The winning families will be officially recognized in a ceremony Thursday, August 3, at the 25th Annual Farmfest in Redwood County. Farmfest runs August 1-3 at the Gilfillan Estate. Event hours are 8 a.m. to 5 p.m. on August 1-2, and 8 a.m. to 4 p.m. on August 3. Admission is $6; those 18 and under are admitted free. More information on Farmfest is available at farm shows.
For more information on the 2006 University of Minnesota Farm Family of the Year winners or the recognition event, visit the U's farm family website.
Annette and Kay have been on quite a journey themselves. Their parents originally moved to this farm in 1944, when the two sisters, who have seven siblings, were young. Kay joined the School Sisters of Notre Dame (SSND) in 1956 and Annette the following year, and both were classroom teachers for many years.
Through gatherings with a "rural life" community of other sisters from the order over the years, Annette and Kay began to seriously consider putting into practice the values they hold dear--caring for creation and restoring the environment. So 11 years ago they moved back to the farm and started their Center for Earth Spirituality and Rural Ministry. Its primary feature is a garden dedicated to community-supported agriculture (CSA). Shareholders from the area (and as far away as the Twin Cities) financially support the production of garden vegetables on the farm, and in turn receive a box of food each week for a 22-week season--enough to feed four people.

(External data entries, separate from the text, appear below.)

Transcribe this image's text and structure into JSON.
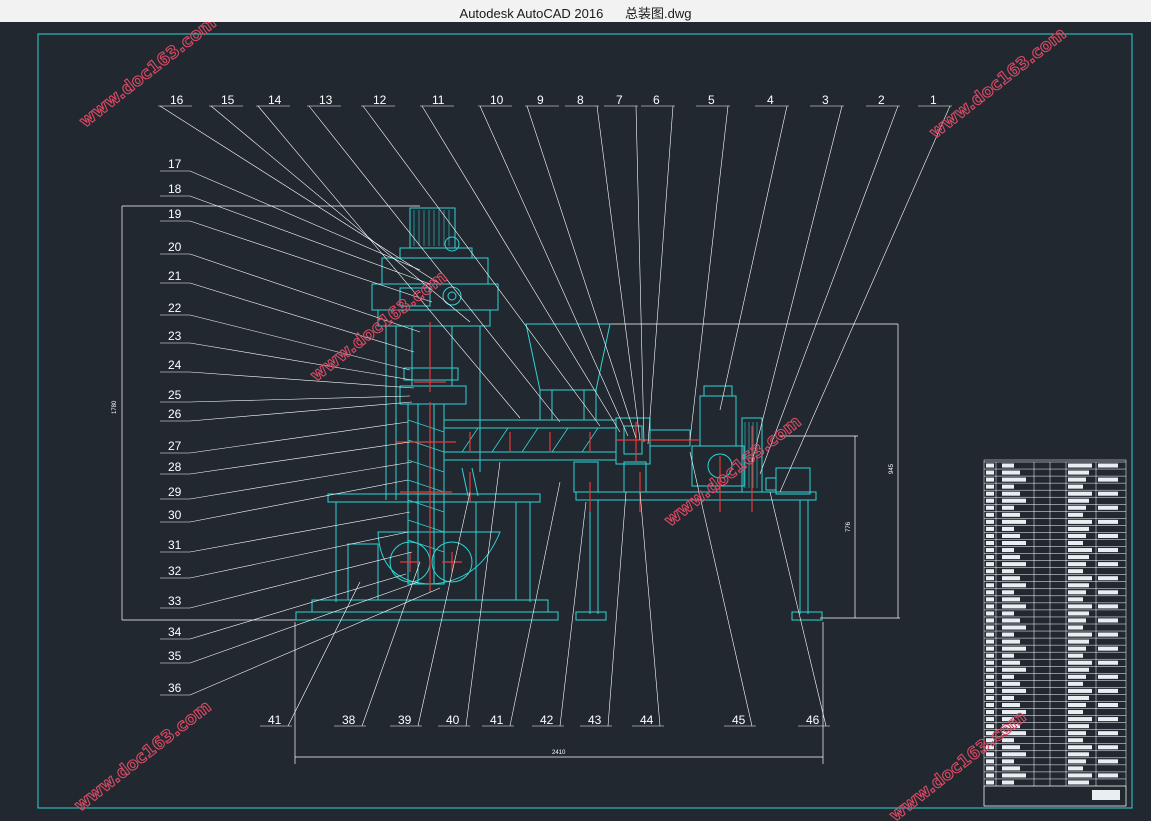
{
  "window": {
    "app_title": "Autodesk AutoCAD 2016",
    "file_name": "总装图.dwg"
  },
  "watermark": {
    "text": "www.doc163.com"
  },
  "colors": {
    "background": "#212830",
    "border": "#2fd3d3",
    "callout": "#ffffff",
    "section": "#e33a3a",
    "machine": "#2fd3d3",
    "watermark": "#d84a64"
  },
  "drawing": {
    "top_callouts": [
      "16",
      "15",
      "14",
      "13",
      "12",
      "11",
      "10",
      "9",
      "8",
      "7",
      "6",
      "5",
      "4",
      "3",
      "2",
      "1"
    ],
    "left_callouts": [
      "17",
      "18",
      "19",
      "20",
      "21",
      "22",
      "23",
      "24",
      "25",
      "26",
      "27",
      "28",
      "29",
      "30",
      "31",
      "32",
      "33",
      "34",
      "35",
      "36"
    ],
    "bottom_callouts": [
      "41",
      "38",
      "39",
      "40",
      "41",
      "42",
      "43",
      "44",
      "45",
      "46"
    ],
    "dimensions": {
      "overall_width": "2410",
      "overall_height": "1780",
      "right_height": "945",
      "base_height": "776"
    },
    "title_block": {
      "row_count": 46
    }
  }
}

In late July, the harvest included green beans, peppers, cauliflower, zucchini, summer squash, carrots, potatoes, and purple basil. Each box contains a newsletter (currently produced by intern Meg) containing a wry look at Earthrise activities, along with cooking tips and other food factoids and folklore. Annette and Kay helped organize a weekly farmers market in Madison, and now produce food for a new farmers market in nearby Montevideo on Thursday evenings.
The farm also belongs to a small poultry co-op, and has about 50 free-range, actively laying bovan hens. The chickens are on a flax-enhanced diet and produce "designer eggs," as Annette calls them, that are rich in healthy omega-3 acids.
True to the SSND mission of education, Earthrise also conducts programming for local schools including a curriculum focused on sustainability. There are also classes at the farm on canning, bread-baking, pottery, and "Earth literacy." And Earthrise is a place where juveniles who are "sentenced to serve" by the county court system can come to do community service. "Almost all of them say, 'I really like it out here,'" notes Kay.
Volunteers also recently helped the Fernholzes erect a domed yurt--a homey structure designed for individual contemplation or small-group retreats. While Earthrise Farm is operated with restoration of the land in mind, the yurt, Kay says, was "created especially for the restoration of the spirit."
Looking back, Kay and Annette Fernholz acknowledge that implementing their current ministry of eco-theology and eco-spirituality wasn't without its hurdles. Though they had approval for their idea, they didn't necessarily have the unbridled support of SSND leadership, at first. Eleven years later, their work has been fully embraced, and the Fernholzes note that the leadership of the SSND community is now looking for able-bodied people to do similar work elsewhere.
Annette Fernholz holds a pair of handmade wooden flutes that are part of the furnishings in the Honeycomb Center Peace Yurt at Earthrise Farm.
Both Annette and Kay mention a natural calling to come back to their family farm. "The restoration of the environment is the hallmark of the next millennium," says Annette. "Maybe we got 'caught' in that thinking process."
As for being a Farm Family of the Year, the Fernholzes consider the School Sisters of Notre Dame as the family. And it's obvious that the extended family includes the interns, the visitors, the young people "doing time" on the farm, and the many volunteers who help Earthrise to help the community.
"You get the feeling that you're not doing this all yourself," adds Annette, "and that makes a difference."